Individual adaptation, such as German chemicals group BASF’s work to develop barges that can handle lower water levels, is likely to hit limits of technical or cost feasibility, say experts, given the scale of the problem. More generally, these weather events tend to be treated as discrete emergencies, rather than as part of a worsening systemic problem. That creates what the UN’s office for disaster risk reduction calls a cycle of disaster-response-recovery-repeat.
The same may be true in the corporate world, already under pressure to insulate supply chains from pandemic-style disruption and overhaul them in the face of rising geopolitical risk. But calls for simpler supply chains could concentrate climate risk. Resilience may come at the expense of efficiency through dual-sourcing, geographic diversity and higher inventory, and require investment in disaster-proofed assets. That beats “delay and pay”, says Patrick Verkooijen, head of the Global Center on Adaptation, who argues that spending on climate resilience stacks up financially at the national and corporate level.

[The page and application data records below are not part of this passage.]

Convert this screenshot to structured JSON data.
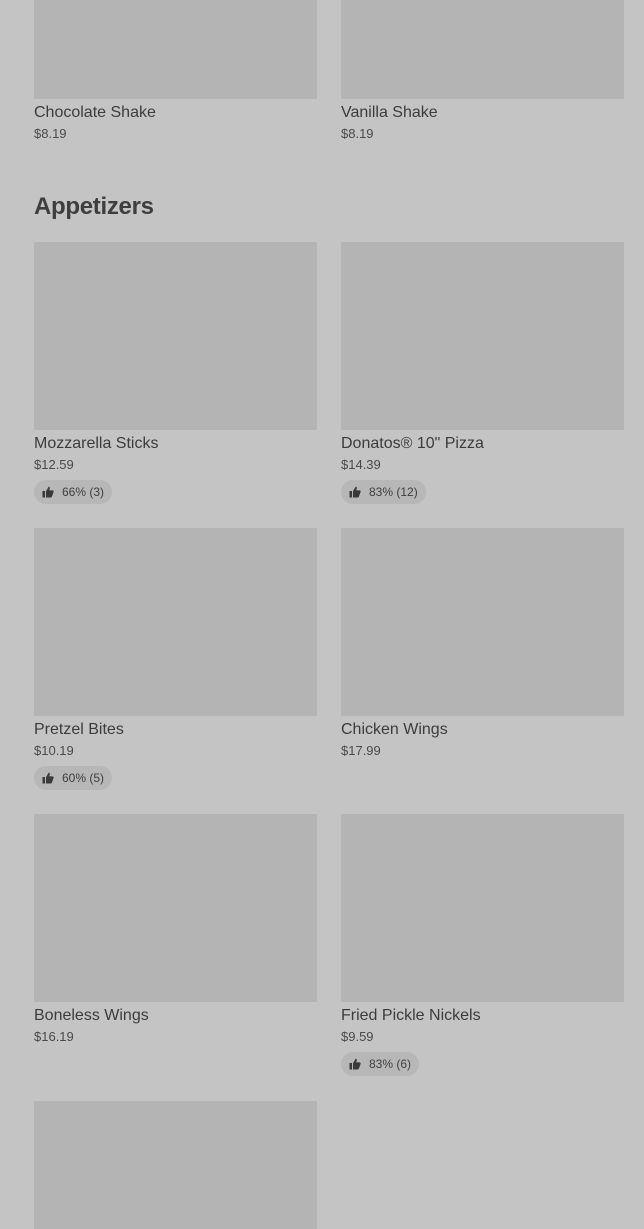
{
  "top_items": [
    {
      "name": "Chocolate Shake",
      "price": "$8.19"
    },
    {
      "name": "Vanilla Shake",
      "price": "$8.19"
    }
  ],
  "appetizers": {
    "title": "Appetizers",
    "items": [
      {
        "name": "Mozzarella Sticks",
        "price": "$12.59",
        "rating": "66% (3)"
      },
      {
        "name": "Donatos® 10\" Pizza",
        "price": "$14.39",
        "rating": "83% (12)"
      },
      {
        "name": "Pretzel Bites",
        "price": "$10.19",
        "rating": "60% (5)"
      },
      {
        "name": "Chicken Wings",
        "price": "$17.99"
      },
      {
        "name": "Boneless Wings",
        "price": "$16.19"
      },
      {
        "name": "Fried Pickle Nickels",
        "price": "$9.59",
        "rating": "83% (6)"
      }
    ]
  },
  "icons": {
    "rating": "thumbs-up-icon"
  }
}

For governments and companies, climate is another supply chain risk that must now be factored in.